(Work instruction)
Set down the whole listing verbatim.

(Material to process)
────

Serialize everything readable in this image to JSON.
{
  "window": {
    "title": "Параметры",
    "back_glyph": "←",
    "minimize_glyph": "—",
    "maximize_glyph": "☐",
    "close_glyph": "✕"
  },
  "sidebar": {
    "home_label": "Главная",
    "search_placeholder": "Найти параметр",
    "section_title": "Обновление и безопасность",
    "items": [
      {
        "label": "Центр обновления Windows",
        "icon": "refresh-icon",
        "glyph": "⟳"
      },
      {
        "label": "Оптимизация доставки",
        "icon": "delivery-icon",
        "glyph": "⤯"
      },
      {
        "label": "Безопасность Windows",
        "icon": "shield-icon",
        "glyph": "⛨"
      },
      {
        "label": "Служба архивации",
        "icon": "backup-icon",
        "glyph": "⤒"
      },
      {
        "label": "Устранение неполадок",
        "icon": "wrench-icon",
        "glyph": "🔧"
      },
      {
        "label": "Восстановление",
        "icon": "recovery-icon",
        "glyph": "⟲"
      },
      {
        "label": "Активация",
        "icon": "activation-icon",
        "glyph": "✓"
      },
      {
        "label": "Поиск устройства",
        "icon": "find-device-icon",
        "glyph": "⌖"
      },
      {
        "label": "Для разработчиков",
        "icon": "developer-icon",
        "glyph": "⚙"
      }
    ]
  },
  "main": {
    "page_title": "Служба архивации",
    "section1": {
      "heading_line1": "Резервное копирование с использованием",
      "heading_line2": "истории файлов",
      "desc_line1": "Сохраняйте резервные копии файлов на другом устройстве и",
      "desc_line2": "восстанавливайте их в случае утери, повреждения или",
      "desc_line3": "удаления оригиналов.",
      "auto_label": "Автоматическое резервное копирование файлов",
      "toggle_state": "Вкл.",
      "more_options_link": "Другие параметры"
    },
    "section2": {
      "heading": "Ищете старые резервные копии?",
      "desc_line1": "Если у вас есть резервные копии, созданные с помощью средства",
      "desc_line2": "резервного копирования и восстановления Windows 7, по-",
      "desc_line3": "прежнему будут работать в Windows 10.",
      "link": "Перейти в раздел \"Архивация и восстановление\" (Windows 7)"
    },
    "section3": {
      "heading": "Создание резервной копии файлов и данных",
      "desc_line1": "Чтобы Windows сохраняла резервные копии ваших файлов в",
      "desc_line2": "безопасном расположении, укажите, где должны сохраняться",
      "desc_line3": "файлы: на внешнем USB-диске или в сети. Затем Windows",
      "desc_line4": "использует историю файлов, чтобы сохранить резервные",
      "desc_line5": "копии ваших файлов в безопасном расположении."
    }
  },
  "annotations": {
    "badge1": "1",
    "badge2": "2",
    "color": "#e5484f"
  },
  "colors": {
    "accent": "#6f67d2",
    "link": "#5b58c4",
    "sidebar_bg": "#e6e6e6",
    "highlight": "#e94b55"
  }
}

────

(Answer box)
Serialize everything readable in this image to JSON.
{
  "window": {
    "title": "Параметры",
    "back_glyph": "←",
    "minimize_glyph": "—",
    "maximize_glyph": "☐",
    "close_glyph": "✕"
  },
  "sidebar": {
    "home_label": "Главная",
    "search_placeholder": "Найти параметр",
    "section_title": "Обновление и безопасность",
    "items": [
      {
        "label": "Центр обновления Windows",
        "icon": "refresh-icon",
        "glyph": "⟳"
      },
      {
        "label": "Оптимизация доставки",
        "icon": "delivery-icon",
        "glyph": "⤯"
      },
      {
        "label": "Безопасность Windows",
        "icon": "shield-icon",
        "glyph": "⛨"
      },
      {
        "label": "Служба архивации",
        "icon": "backup-icon",
        "glyph": "⤒"
      },
      {
        "label": "Устранение неполадок",
        "icon": "wrench-icon",
        "glyph": "🔧"
      },
      {
        "label": "Восстановление",
        "icon": "recovery-icon",
        "glyph": "⟲"
      },
      {
        "label": "Активация",
        "icon": "activation-icon",
        "glyph": "✓"
      },
      {
        "label": "Поиск устройства",
        "icon": "find-device-icon",
        "glyph": "⌖"
      },
      {
        "label": "Для разработчиков",
        "icon": "developer-icon",
        "glyph": "⚙"
      }
    ]
  },
  "main": {
    "page_title": "Служба архивации",
    "section1": {
      "heading_line1": "Резервное копирование с использованием",
      "heading_line2": "истории файлов",
      "desc_line1": "Сохраняйте резервные копии файлов на другом устройстве и",
      "desc_line2": "восстанавливайте их в случае утери, повреждения или",
      "desc_line3": "удаления оригиналов.",
      "auto_label": "Автоматическое резервное копирование файлов",
      "toggle_state": "Вкл.",
      "more_options_link": "Другие параметры"
    },
    "section2": {
      "heading": "Ищете старые резервные копии?",
      "desc_line1": "Если у вас есть резервные копии, созданные с помощью средства",
      "desc_line2": "резервного копирования и восстановления Windows 7, по-",
      "desc_line3": "прежнему будут работать в Windows 10.",
      "link": "Перейти в раздел \"Архивация и восстановление\" (Windows 7)"
    },
    "section3": {
      "heading": "Создание резервной копии файлов и данных",
      "desc_line1": "Чтобы Windows сохраняла резервные копии ваших файлов в",
      "desc_line2": "безопасном расположении, укажите, где должны сохраняться",
      "desc_line3": "файлы: на внешнем USB-диске или в сети. Затем Windows",
      "desc_line4": "использует историю файлов, чтобы сохранить резервные",
      "desc_line5": "копии ваших файлов в безопасном расположении."
    }
  },
  "annotations": {
    "badge1": "1",
    "badge2": "2",
    "color": "#e5484f"
  },
  "colors": {
    "accent": "#6f67d2",
    "link": "#5b58c4",
    "sidebar_bg": "#e6e6e6",
    "highlight": "#e94b55"
  }
}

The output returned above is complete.